  13. 13. @RossHudgens Look a little deeper, and you’ll see people actually want images.
  14. 14. @RossHudgens Feature higher up on the SERP = 
 higher priority/ importance on the post.
  15. 15. BrainyQuote and Google both show “images” 
 of things people want to share.
  16. 16. @RossHudgens If you don’t create sharable images of things people can pin, you’ll lose.
  17. 17. @RossHudgens And not just one… many.
  18. 18. Takeaway: Proximity to the top of the page 
 (not counting ads) means higher importance that be included/be great.
  19. 19. How about “best headphones”?
  20. 20. @RossHudgens To compete, 
 we don’t need to publish every month. But we do need to QA and update our timestamps at least once a month.
  21. 21. @RossHudgens Similarly, there are only 3rd parties here. You can’t be Bose and rank on this search result… Users want publishers.
  22. 22. Takeaway: Use timestamp trends on SERPs to determine post update requirements.
  23. 23. How about “how to fly a kite”?
  24. 24. @RossHudgens That said, 
 perceived “brand” wins… even if not 
 a real brand. Even if the content isn’t good.
  25. 25. @RossHudgens Sometimes, brands can break these rules, if they’re well known enough/good enough.. 
 But you shouldn’t rely on that.
  26. 26. Takeaway: Brands can break the SERP rules. 
 As an SEO who wants to dominate, 
 you never should.
  27. 27. How about “marketing automation”?
  28. 28. @RossHudgens Further down, you can find many references to tools.

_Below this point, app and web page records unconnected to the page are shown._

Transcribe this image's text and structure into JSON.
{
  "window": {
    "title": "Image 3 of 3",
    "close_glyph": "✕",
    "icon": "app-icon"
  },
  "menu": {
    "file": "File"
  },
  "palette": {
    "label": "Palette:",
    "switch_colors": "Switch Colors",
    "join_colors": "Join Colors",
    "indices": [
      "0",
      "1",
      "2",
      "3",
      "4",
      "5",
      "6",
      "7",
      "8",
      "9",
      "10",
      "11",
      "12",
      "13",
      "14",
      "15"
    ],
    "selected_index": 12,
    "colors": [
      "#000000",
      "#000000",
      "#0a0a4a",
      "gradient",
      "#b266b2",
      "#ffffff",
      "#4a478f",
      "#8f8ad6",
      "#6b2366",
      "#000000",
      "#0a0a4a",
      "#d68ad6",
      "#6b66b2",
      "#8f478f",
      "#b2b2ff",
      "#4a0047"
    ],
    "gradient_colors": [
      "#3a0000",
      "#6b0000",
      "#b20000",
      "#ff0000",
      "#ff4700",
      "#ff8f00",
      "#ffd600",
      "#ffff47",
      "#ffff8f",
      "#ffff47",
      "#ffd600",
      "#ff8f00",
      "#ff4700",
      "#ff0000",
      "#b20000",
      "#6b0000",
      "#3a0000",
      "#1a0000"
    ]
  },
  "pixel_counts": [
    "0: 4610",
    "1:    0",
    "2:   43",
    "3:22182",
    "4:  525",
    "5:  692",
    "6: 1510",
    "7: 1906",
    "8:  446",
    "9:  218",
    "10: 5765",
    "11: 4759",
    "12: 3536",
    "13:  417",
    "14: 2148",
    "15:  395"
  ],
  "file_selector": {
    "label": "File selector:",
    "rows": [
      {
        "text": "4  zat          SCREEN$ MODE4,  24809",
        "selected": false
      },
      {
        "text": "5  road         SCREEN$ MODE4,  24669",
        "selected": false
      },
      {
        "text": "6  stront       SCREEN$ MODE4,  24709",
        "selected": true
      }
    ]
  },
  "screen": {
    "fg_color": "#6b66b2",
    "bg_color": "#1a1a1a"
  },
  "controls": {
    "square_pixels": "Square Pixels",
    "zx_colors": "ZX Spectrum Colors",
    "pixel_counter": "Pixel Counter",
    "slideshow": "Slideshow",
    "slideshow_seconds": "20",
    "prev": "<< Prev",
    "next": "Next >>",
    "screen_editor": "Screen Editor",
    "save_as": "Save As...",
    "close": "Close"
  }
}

  29. 29. @RossHudgens Two to three word jargon terms almost always share this look.
  30. 30. @RossHudgens Solve for them by building in “What is X?” 
 As the first H1 and/or title.
  31. 31. @RossHudgens Make the answer under the H1 “KEYWORD is…” to win the QA.
  32. 32. @RossHudgens For marketing automation specifically, I would then sequence in resources and tools after the definition.
  33. 33. Takeaway: Two to three word jargon KWs use 
 “What is” as primary elements. Solve for them by creating a “X is..” structure or making the post “What is” focused.
  34. 34. How about “living room ideas”?
  35. 35. @RossHudgens The largest number is 45.. so aim for 50+ to have a content depth & possible CTR advantage.
  36. 36. Takeaway: Analyze the SERP and aim for 
 “best in class” title+content 
 depth+CTR combo.
  37. 37. How about “email marketing tools”?
  38. 38. @RossHudgens Differentiate between “inspiration” SERPs which demand volume, and 
 limited-curation posts that don’t.
  39. 39. @RossHudgens In software, most industries really have 6-15 truly good tools.
  40. 40. You can tell the UX difference by the numbers being low and no “inspiration” images.
  41. 41. VS
  42. 42. Takeaway: Know when not to shoot for the highest # on the SERP because it actually removes value from your content due to poor curation.
  43. 43. What can we learn from Quick Answers?
  44. 44. Theory: Google is A/B testing quick answers to see who results in the least clicks and/or most ad-clicks.
  45. 45. @RossHudgens You can use best practice, but you are 
 also (possibly) partially at 
 the whim of who’s bidding.
  46. 46. @RossHudgens To more reliably win, whoever is bidding on PPC must be present on your page, and extractable in an easy/reliable way in the quick answer.
  47. 47. Takeaway: Look at the consistent bidders on each SERP. Make sure they’re included in your well-optimized QA.
  48. 48. Warning: This is just an (educated) theory.
  49. 49. How about “waffle recipes”?
  50. 50. @RossHudgens On SERPs like this, Google is extracting 
 “quick meta descriptions”.
  51. 51. @RossHudgens If you aren’t structured “quick”, you won’t get a 
 big meta and you won’t compete.
  52. 52. Takeaway: Quick answer optimizations 
 aren’t just for quick answers. 
 They’re for meta description height, CTR and better rankings.
  53. 53. This is just the beginning of the rabbit hole.
  54. 54. @RossHudgens Every SERP is a story, one that can and should inform the exact structure of your content.
  55. 55. @RossHudgens If you use that story, you’ll win more often than you lose.
  56. 56. @RossHudgens If you don’t, you’ll never show up.
  57. 57. San Diego, CA | Austin, TX | | 858.609.9118 Questions?